▶ [HOW TO COMPLETE THIS TASK]
For the listing below, how many lines contain the word "true"? Answer with only that figure.

▶ [SOURCE DATA]

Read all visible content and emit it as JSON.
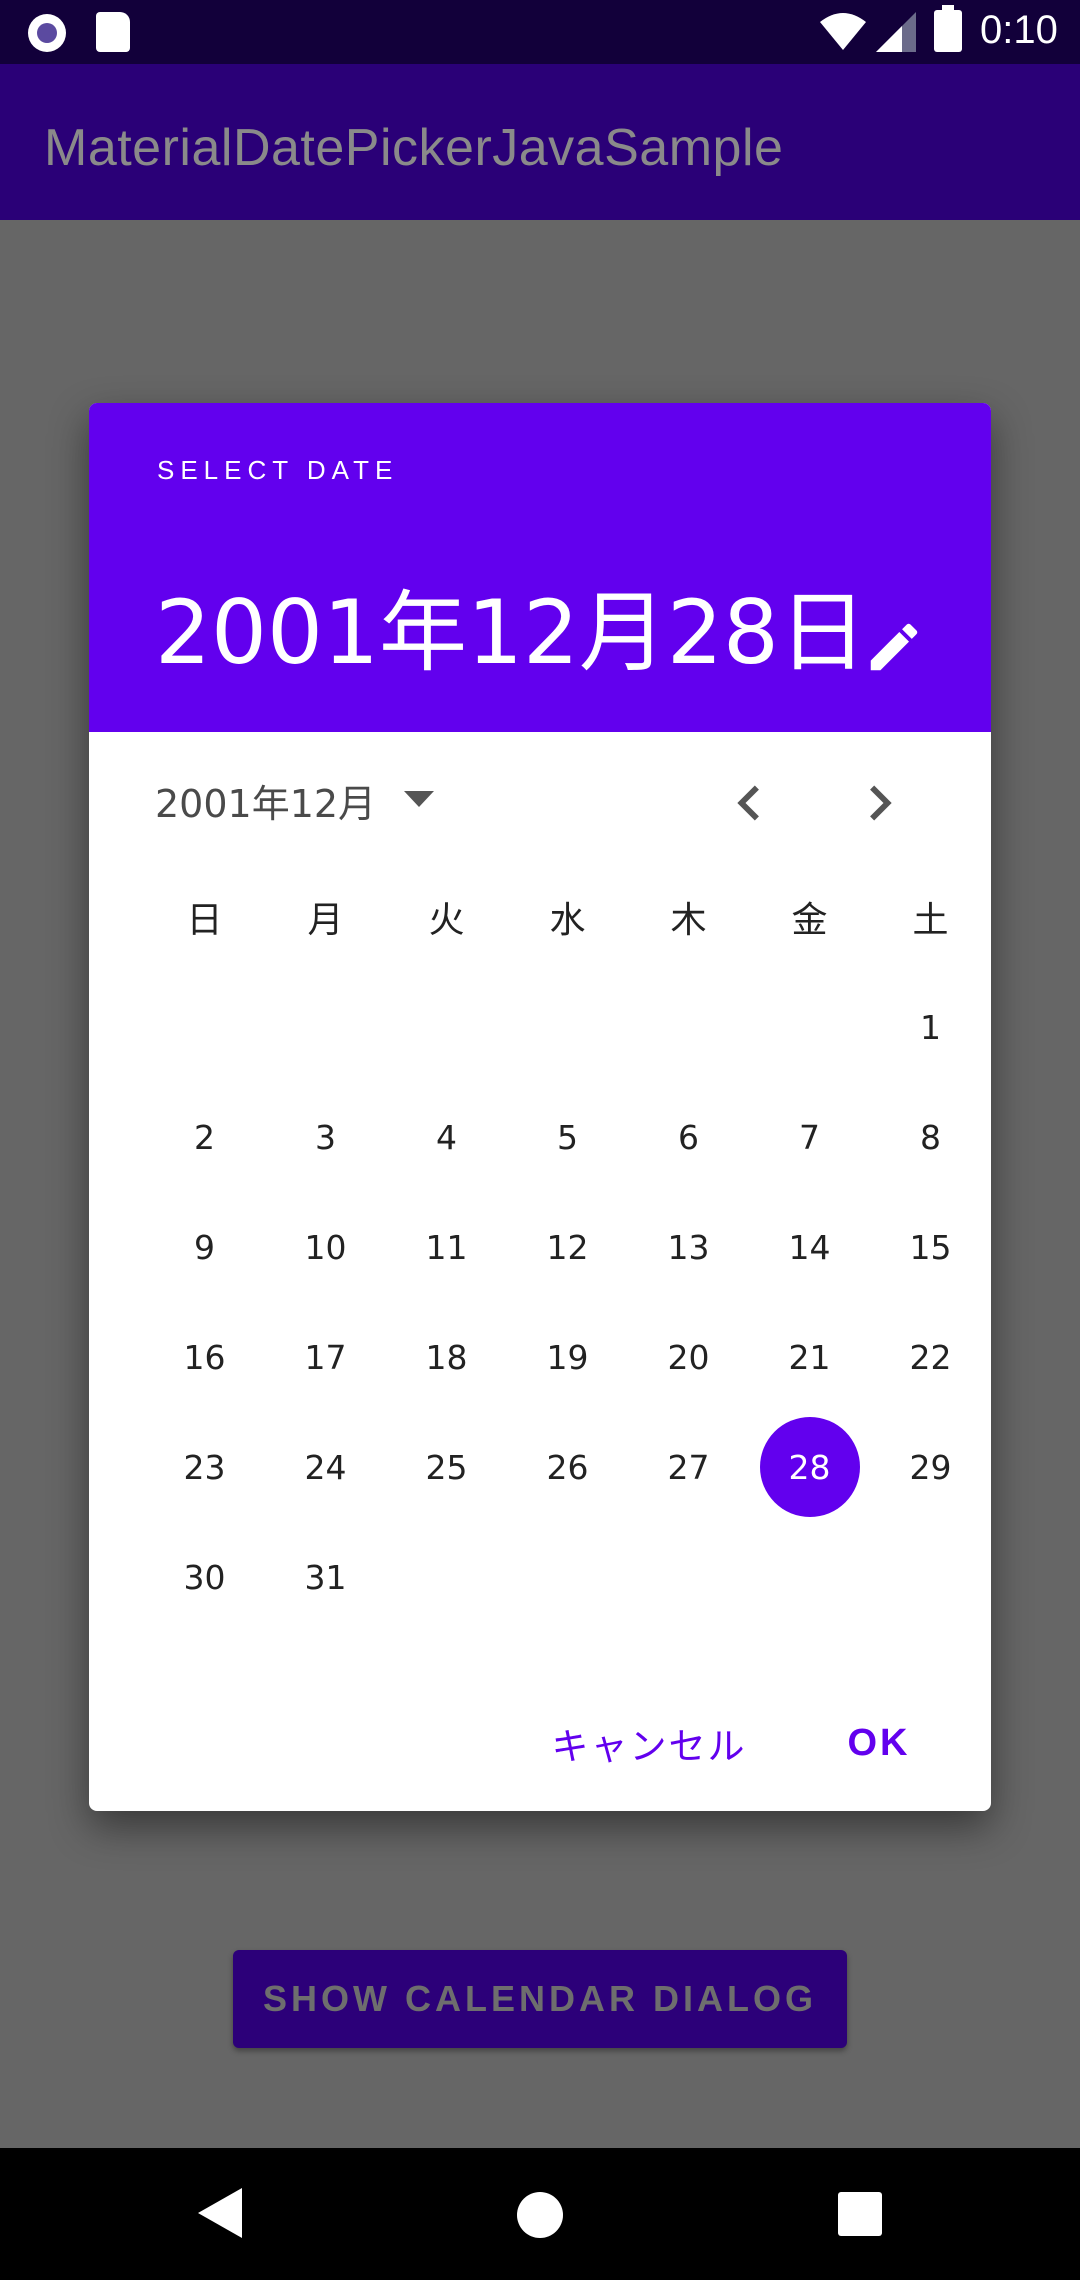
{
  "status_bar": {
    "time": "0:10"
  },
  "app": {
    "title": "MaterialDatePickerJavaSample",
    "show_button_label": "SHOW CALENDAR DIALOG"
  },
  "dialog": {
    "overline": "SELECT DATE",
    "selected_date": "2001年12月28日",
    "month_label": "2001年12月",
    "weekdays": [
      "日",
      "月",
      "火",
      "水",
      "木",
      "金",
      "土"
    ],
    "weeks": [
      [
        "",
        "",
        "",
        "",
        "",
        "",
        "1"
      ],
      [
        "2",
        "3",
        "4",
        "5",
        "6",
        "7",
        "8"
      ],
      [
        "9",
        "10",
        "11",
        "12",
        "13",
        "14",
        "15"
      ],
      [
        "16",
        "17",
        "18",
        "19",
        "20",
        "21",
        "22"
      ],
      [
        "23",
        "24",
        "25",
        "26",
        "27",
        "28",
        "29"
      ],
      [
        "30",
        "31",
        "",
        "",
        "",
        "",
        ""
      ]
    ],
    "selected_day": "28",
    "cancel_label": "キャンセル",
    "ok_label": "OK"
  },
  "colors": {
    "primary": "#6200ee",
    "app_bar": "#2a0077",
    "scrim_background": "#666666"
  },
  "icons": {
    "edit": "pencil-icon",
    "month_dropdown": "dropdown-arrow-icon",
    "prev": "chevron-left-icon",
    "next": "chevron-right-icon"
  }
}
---
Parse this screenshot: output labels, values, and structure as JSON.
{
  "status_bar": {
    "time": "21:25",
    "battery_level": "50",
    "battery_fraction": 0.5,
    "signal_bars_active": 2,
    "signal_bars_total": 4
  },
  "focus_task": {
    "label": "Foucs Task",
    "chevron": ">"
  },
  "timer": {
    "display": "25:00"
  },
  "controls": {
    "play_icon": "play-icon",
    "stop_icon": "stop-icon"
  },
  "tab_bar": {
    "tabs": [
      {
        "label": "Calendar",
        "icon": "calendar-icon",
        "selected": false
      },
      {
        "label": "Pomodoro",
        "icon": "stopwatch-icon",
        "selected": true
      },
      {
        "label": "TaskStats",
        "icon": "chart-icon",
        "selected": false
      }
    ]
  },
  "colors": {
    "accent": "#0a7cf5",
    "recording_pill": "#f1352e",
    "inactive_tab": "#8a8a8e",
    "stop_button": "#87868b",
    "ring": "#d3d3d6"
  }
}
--
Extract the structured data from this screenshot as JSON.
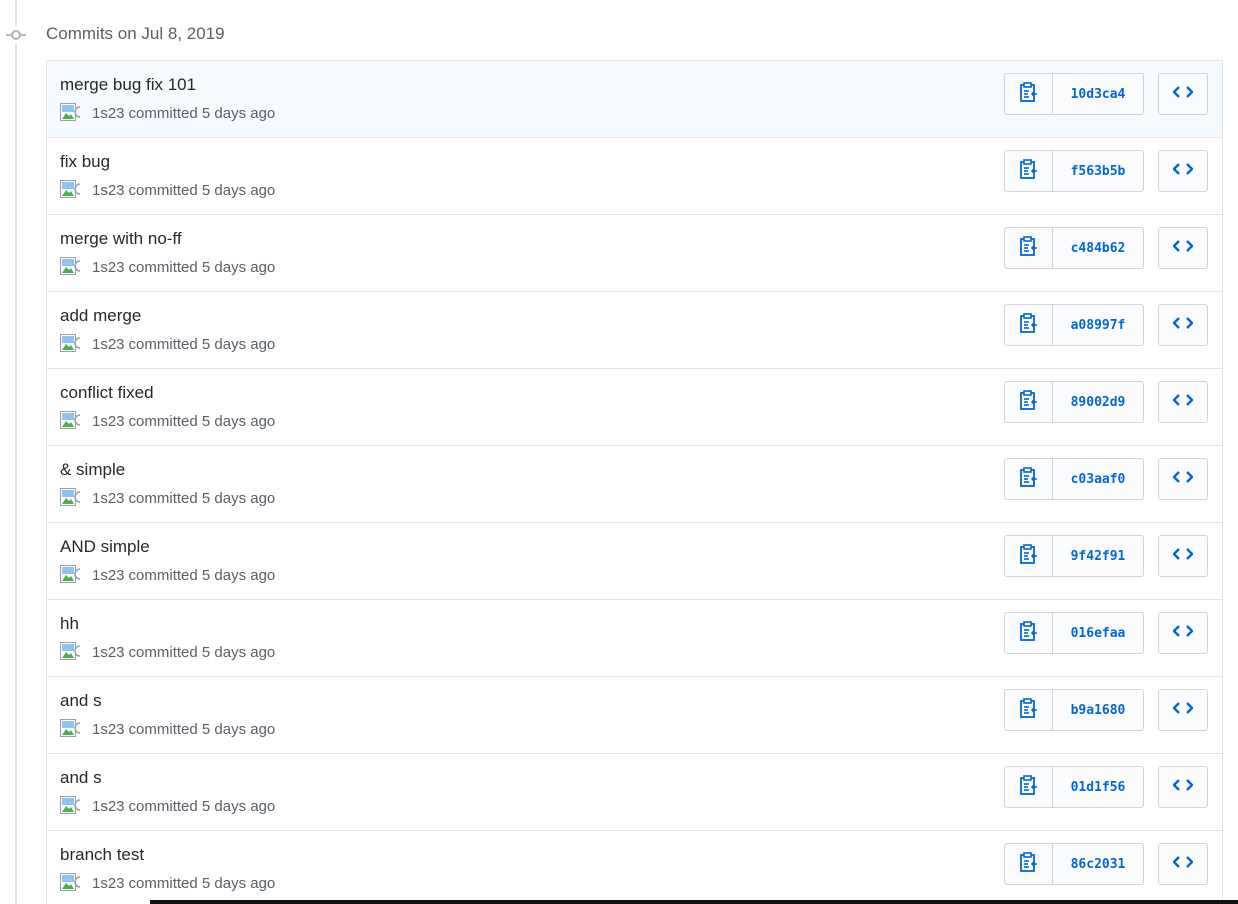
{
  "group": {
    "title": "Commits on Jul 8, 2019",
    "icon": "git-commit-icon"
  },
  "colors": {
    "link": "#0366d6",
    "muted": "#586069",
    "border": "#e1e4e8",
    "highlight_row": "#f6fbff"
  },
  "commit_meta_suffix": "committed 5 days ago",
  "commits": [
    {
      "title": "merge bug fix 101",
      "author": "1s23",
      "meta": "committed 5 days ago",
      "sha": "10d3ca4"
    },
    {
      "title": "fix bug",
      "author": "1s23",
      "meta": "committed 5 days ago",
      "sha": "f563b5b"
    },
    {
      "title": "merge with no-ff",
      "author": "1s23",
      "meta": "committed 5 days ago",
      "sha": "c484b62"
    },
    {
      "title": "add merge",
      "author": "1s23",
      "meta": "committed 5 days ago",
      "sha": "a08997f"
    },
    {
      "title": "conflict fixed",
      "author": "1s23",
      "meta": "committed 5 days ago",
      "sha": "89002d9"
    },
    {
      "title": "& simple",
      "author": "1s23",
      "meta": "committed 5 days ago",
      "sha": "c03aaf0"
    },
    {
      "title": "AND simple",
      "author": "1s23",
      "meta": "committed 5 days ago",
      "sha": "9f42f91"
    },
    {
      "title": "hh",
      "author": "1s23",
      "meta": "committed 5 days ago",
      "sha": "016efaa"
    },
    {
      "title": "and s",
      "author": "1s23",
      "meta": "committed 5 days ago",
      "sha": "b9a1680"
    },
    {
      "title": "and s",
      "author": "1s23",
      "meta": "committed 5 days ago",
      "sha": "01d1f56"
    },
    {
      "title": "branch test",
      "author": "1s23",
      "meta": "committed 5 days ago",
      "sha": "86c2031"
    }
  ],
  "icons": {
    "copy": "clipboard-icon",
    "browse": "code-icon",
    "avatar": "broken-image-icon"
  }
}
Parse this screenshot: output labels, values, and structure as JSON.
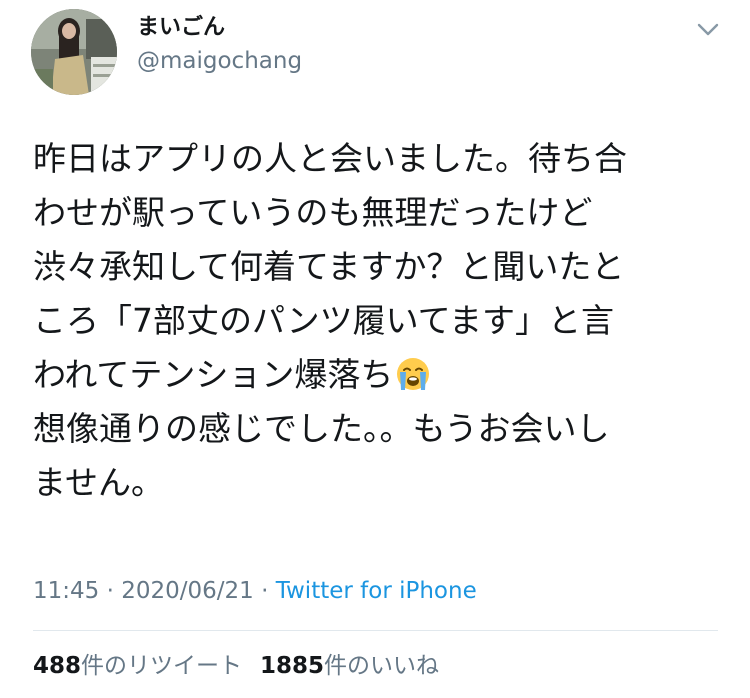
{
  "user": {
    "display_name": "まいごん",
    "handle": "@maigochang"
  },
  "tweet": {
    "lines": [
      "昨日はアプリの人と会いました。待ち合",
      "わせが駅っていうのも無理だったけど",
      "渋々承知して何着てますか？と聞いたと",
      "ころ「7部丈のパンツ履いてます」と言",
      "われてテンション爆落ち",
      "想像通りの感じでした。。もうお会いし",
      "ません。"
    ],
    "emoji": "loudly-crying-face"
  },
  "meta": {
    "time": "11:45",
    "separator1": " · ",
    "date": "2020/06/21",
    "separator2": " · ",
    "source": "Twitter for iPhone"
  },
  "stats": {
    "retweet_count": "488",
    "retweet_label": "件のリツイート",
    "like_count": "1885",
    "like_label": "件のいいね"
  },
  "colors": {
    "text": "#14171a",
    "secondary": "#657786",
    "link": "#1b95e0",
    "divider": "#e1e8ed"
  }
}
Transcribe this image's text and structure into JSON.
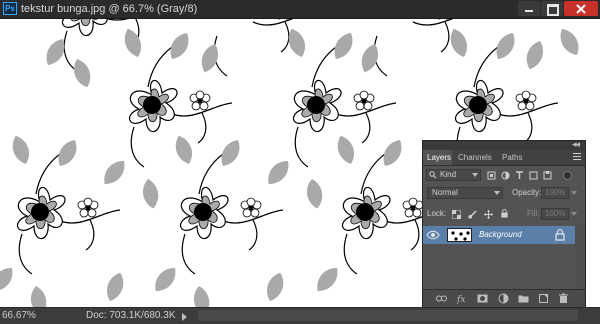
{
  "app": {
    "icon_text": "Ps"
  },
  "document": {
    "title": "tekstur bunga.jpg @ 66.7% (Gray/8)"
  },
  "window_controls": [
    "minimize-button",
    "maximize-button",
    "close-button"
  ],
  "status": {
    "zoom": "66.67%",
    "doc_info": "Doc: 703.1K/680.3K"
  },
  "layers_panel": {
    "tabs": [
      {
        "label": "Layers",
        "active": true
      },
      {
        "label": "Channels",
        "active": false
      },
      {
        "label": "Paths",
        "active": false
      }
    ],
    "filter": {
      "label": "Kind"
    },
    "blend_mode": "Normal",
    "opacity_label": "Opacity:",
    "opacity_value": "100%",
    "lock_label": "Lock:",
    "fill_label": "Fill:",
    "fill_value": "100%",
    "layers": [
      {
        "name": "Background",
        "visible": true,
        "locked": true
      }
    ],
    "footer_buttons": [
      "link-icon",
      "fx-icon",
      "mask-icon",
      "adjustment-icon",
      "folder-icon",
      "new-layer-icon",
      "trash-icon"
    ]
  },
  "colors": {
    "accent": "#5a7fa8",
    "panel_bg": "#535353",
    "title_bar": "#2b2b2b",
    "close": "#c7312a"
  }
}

▶ [SOLVED PROBLEM]
4